## Exercise objective
Apart from the pictures, output all of the records exactly.

## Material for this exercise

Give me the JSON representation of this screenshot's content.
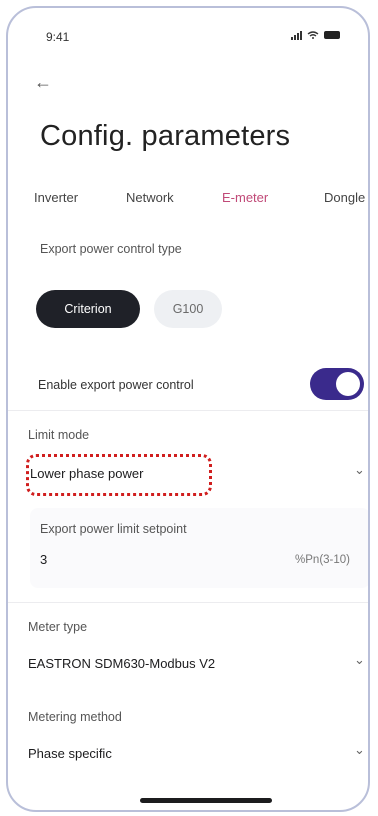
{
  "status_bar": {
    "time": "9:41"
  },
  "page": {
    "title": "Config. parameters",
    "back_label": "←"
  },
  "tabs": [
    {
      "label": "Inverter",
      "active": false
    },
    {
      "label": "Network",
      "active": false
    },
    {
      "label": "E-meter",
      "active": true
    },
    {
      "label": "Dongle",
      "active": false
    }
  ],
  "export_control": {
    "label": "Export power control type",
    "options": [
      {
        "label": "Criterion",
        "selected": true
      },
      {
        "label": "G100",
        "selected": false
      }
    ]
  },
  "enable_export": {
    "label": "Enable export power control",
    "on": true
  },
  "limit_mode": {
    "label": "Limit mode",
    "value": "Lower phase power"
  },
  "export_setpoint": {
    "label": "Export power limit setpoint",
    "value": "3",
    "unit": "%Pn(3-10)"
  },
  "meter_type": {
    "label": "Meter type",
    "value": "EASTRON SDM630-Modbus V2"
  },
  "metering_method": {
    "label": "Metering method",
    "value": "Phase specific"
  },
  "chevron": "⌄",
  "colors": {
    "accent": "#c14a78",
    "toggle_on": "#3a2a8c",
    "highlight": "#d01e1e"
  }
}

## Written solution
Give me the JSON representation of this screenshot's content.
{
  "status_bar": {
    "time": "9:41"
  },
  "page": {
    "title": "Config. parameters",
    "back_label": "←"
  },
  "tabs": [
    {
      "label": "Inverter",
      "active": false
    },
    {
      "label": "Network",
      "active": false
    },
    {
      "label": "E-meter",
      "active": true
    },
    {
      "label": "Dongle",
      "active": false
    }
  ],
  "export_control": {
    "label": "Export power control type",
    "options": [
      {
        "label": "Criterion",
        "selected": true
      },
      {
        "label": "G100",
        "selected": false
      }
    ]
  },
  "enable_export": {
    "label": "Enable export power control",
    "on": true
  },
  "limit_mode": {
    "label": "Limit mode",
    "value": "Lower phase power"
  },
  "export_setpoint": {
    "label": "Export power limit setpoint",
    "value": "3",
    "unit": "%Pn(3-10)"
  },
  "meter_type": {
    "label": "Meter type",
    "value": "EASTRON SDM630-Modbus V2"
  },
  "metering_method": {
    "label": "Metering method",
    "value": "Phase specific"
  },
  "chevron": "⌄",
  "colors": {
    "accent": "#c14a78",
    "toggle_on": "#3a2a8c",
    "highlight": "#d01e1e"
  }
}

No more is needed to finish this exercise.